  20. ^ Red and Butter, Martha Stewart magazine
  21. ^ "dye-easter-eggs-naturally-without-a-box-onion-skins-beets-cabbage". /www.seriouseats.com. Retrieved 2014. 
  22. ^ "Natural Easter Eggs 3 Ways!/ with nylon stockings". natashaskitchen.com. Retrieved 2014. 
  23. ^ a b A. Munsey Pu Frank a. Munsey Publishers (March 2005). The Puritan April to September 1900. Kessinger Publishing. p. 119. ISBN 978-1-4191-7421-6. 
  24. ^ Tillery, Carolyn (2008-03-15). "Annual Dallas Easter egg hunt for blind children scheduled for Thursday". The Dallas Morning News. Retrieved 2008-03-27. 
  25. ^ a b "Easter Eggs - Egg Rolling". Inventors.about.com. 2012-04-09. Retrieved 2012-09-24. 
  26. ^ "Easter Eggs: their origins, tradition and symbolism". Wyrdology.com. Retrieved 2008-03-15. 
  27. ^ "Pocking eggs or la toquette". Creolecajun.blogspot.com. Retrieved 2008-03-20. 
  28. ^ "If Your Eggs Are Cracked, Please Step Down: Easter Egg Knocking in Marksville". Retrieved 2008-03-20. 
  29. ^ Venetia Newall (1971). An egg at Easter: a folklore study. Routledge & K. Paul. p. 344. ISBN 978-0-7100-6845-3. 
  30. ^ "The End of Egg-cessive Easter Waste??". Waste connect. Retrieved 15 April 2014. 
  31. ^ Anderson, F.L.M., 1864, Seven Months' Residence in Russian Poland in 1868, London:Macmillan and Co.
  32. ^ "Traditions of Great Lent and Holy Week". Melkite Greek Catholic Eparchy of Newton. Retrieved 2012-09-24. 
  33. ^ Terry Tempest Williams (Sep 18, 2001). Leap. Random House Digital, Inc. Retrieved 7 April 2012. After the Ascension, she travelled to Rome and was granted entrance to the court of Tiberius Caesar. At dinner, she told Caesar that Jesus had risen from the dead. He did not understand. To explain, Mary Magdalene picked up an egg from the table. Caesar responded by saying that a human being could no more rise from the dead than the egg in her hand turn red. The egg turned red. 

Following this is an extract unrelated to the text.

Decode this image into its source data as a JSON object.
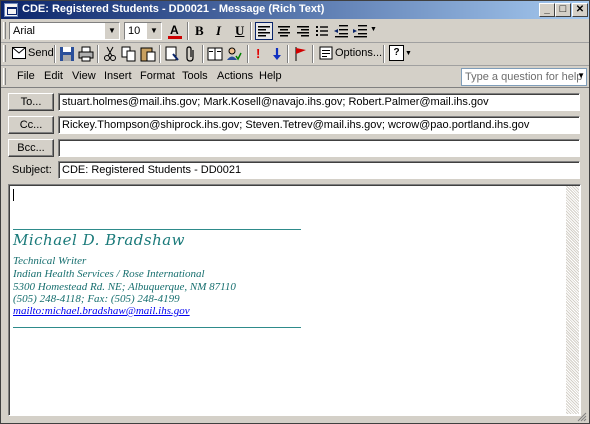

  34. ^ Red eggs at Pascha Easter he Most Useful KNOWLEDGE for the Orthodox Russian-American Young People,” compiled by the Very Rev’d Peter G. Kohanik, 1932-1934.
  35. ^ Easter Egg
  36. ^ Easter
  37. ^ Red Easter eggs
  38. ^ Red eggs About.com
  39. ^ "H2g2 - The Easter Bunny". BBC.com. Retrieved 2012-09-24. 

External links[edit]